Credit has to go to Afghanistan in the tournament opener; they were really good. We may have had some nerves, but we can't give excuses getting bowled out for 150. The good thing is we bounced back well, scoring 300-plus scores in the next two days. It was a tough day; we were all disappointed the way we played, and we figured a plan to how to play spin moving forward.
The way we play spin after that first loss has definitely changed from the first game. That's a positive, because we've been able to adapt really quickly. We know we will face more spin moving forward, but are prepared for it.
You have made the quarter-finals after winning two do-or-die games. Do you think you can be the second South Africa captain - after Aiden Markram - to lift the trophy, come February 9?
We must be seen as real contenders now. We've shown that in the last two games. With a strong bowling attack and now that our batting that's clicking, we've shown we can win this tournament. We're a force to be reckoned with but don't want to get carried away either. We can't wait to show how we deal with pressure come the quarter-final.
What makes an U-19 World Cup special?
It's the exposure. Before the World Cup, not many people have seen us play. People don't really watch U-19 cricket, so TV games help people see the skills and talent that young guys possess around the world.

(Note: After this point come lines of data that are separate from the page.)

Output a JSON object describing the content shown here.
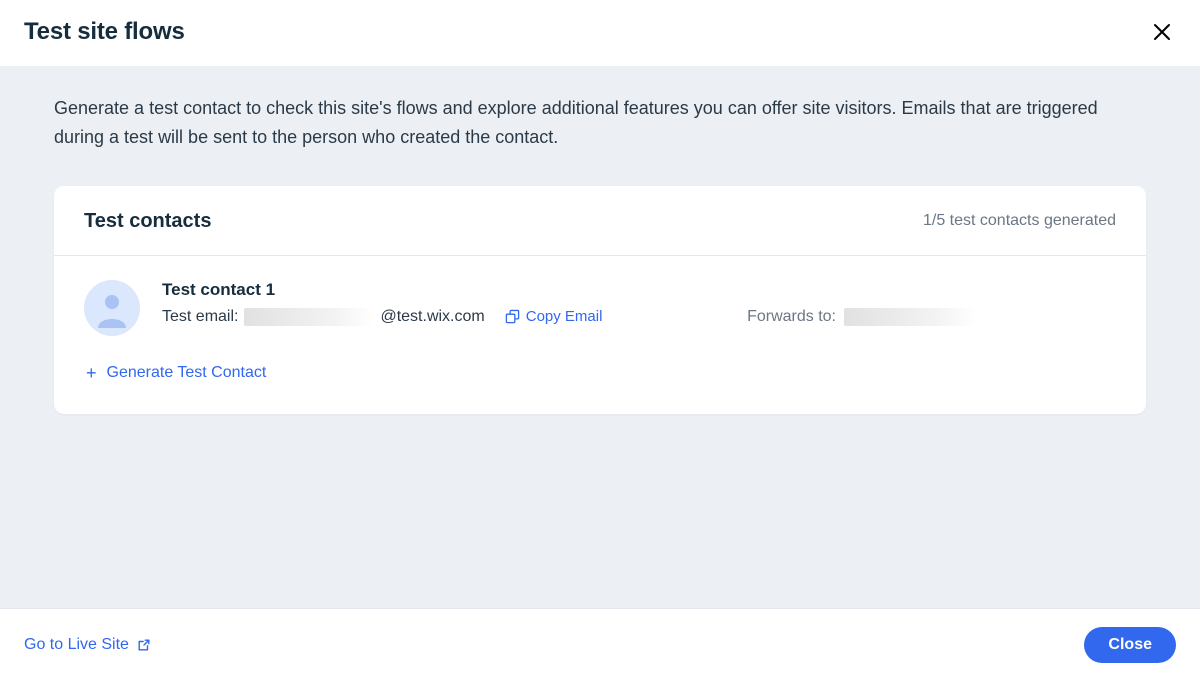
{
  "header": {
    "title": "Test site flows"
  },
  "intro": "Generate a test contact to check this site's flows and explore additional features you can offer site visitors. Emails that are triggered during a test will be sent to the person who created the contact.",
  "card": {
    "title": "Test contacts",
    "status": "1/5 test contacts generated",
    "contact": {
      "name": "Test contact 1",
      "email_label": "Test email:",
      "email_domain": "@test.wix.com",
      "copy": "Copy Email",
      "forwards_label": "Forwards to:"
    },
    "generate": "Generate Test Contact"
  },
  "footer": {
    "live": "Go to Live Site",
    "close": "Close"
  }
}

In the India-Australia game, we saw there was so much talent on the show.
Through the tournament, people have realised that every team has some special players and players that will make a career out of the game. That's really what the U-19 World Cup brings.
It's the knockouts now. Regardless of the result, what sort of legacy do you want to leave as the captain of South Africa?
We just want to show that this badge carries a massive honour. We want to show we give everything out there. No matter the result, we want to fight every day, every game. That's what we want to show to future South Africa U-19 players, the 15- and 17-year olds who will be in this team in the years to come. Personally, I have no idea where my life will take me. We've got massive games coming up for the country, so why look so far ahead?
Lastly, what's your message to the people of South Africa?
Just come down and support us. We'll give everything on the field, I assure you that. Hopefully, results go our way, but [I] promise, we'll make you all very proud of us.

Sreshth Shah is a sub-editor at ESPNcricinfo